But what exactly doesn’t he get? That Judaism should not be embraced publicly? That one shouldn’t be vocal about one’s enthusiasm for learning about Judaism? That Jewishness is reserved only for those with Jewish genes? In outsize form (both metaphorically and literally—he is 6-foot-10), Stoudemire’s exploration of Judaism mirrors the experience of many converts, who often encounter skepticism both for their motives and for their practice. His evasiveness about his genetic connection to Judaism is a quiet rebuttal to those who would make Jewish identity contingent on maternity. In his claimed decision to celebrate Shabbat, observe Passover and fast during Yom Kippur (unless there’s a basketball game, in which case, he says, “I’ll have to eat”), he is embracing the most important part of Jewish life: its rituals. It doesn’t matter whether he is a member of a synagogue, or is an officially sanctioned Jew, he’s interested in Judaism purely because of what he feels it offers him spiritually and emotionally. It is an expansive and unorthodox (big and little “o”) approach to Judaism that is espoused by only a few radical voices, like Rabbi Irwin Kula.
Of greater concern from my perspective is how his newfound Judaism fits in with his older professed Christianity. He has a tattoo of the star of David on his left hand, yes, but he also has a tattoo declaring himself “Black Jesus” on his neck. In 2007, he told the Christian sports website “Beyond the Ultimate”:
In none of the articles about Stoudemire’s interest in Judaism does he address the place of Jesus in his belief system. It is certainly possible that his beliefs have changed.

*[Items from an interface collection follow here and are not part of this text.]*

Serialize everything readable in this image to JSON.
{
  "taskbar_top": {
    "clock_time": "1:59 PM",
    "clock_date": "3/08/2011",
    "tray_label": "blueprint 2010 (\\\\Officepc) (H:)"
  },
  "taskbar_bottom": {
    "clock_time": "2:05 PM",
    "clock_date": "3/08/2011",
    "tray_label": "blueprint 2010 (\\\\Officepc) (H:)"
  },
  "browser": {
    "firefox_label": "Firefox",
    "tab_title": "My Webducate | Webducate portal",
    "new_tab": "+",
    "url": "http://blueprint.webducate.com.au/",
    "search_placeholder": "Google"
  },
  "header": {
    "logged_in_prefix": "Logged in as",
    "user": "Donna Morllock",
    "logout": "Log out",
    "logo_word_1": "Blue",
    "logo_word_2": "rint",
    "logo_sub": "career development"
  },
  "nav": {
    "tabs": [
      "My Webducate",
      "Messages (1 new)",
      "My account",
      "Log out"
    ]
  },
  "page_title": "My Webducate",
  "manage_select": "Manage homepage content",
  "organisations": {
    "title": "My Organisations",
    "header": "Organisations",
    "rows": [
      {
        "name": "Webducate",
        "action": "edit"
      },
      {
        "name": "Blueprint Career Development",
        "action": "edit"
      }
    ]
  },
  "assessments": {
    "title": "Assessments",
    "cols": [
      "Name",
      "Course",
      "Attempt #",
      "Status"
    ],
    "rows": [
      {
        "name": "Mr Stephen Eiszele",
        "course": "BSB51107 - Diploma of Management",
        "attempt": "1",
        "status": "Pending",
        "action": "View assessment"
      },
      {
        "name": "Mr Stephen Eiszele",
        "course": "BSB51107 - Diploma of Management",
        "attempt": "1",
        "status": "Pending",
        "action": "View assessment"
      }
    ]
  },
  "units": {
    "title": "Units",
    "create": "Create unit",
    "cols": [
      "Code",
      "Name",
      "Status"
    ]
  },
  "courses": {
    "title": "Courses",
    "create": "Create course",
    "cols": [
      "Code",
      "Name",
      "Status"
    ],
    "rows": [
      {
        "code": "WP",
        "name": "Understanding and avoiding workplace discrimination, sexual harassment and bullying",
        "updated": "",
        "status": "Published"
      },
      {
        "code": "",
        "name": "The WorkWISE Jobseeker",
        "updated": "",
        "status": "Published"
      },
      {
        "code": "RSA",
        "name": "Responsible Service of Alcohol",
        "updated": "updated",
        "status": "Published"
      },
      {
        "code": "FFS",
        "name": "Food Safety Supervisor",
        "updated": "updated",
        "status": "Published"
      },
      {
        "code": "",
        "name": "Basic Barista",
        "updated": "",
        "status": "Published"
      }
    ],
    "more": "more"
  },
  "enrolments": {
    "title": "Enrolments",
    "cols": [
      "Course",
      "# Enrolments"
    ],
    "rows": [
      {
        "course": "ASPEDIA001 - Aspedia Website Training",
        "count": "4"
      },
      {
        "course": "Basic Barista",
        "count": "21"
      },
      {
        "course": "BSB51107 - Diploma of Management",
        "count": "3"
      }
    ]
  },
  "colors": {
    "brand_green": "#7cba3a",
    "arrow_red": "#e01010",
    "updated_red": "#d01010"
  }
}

But if his beliefs haven’t changed, his exploration of Judaism and adoption of Jewish rituals may make him a Judeophile, but they won’t make him a Jew.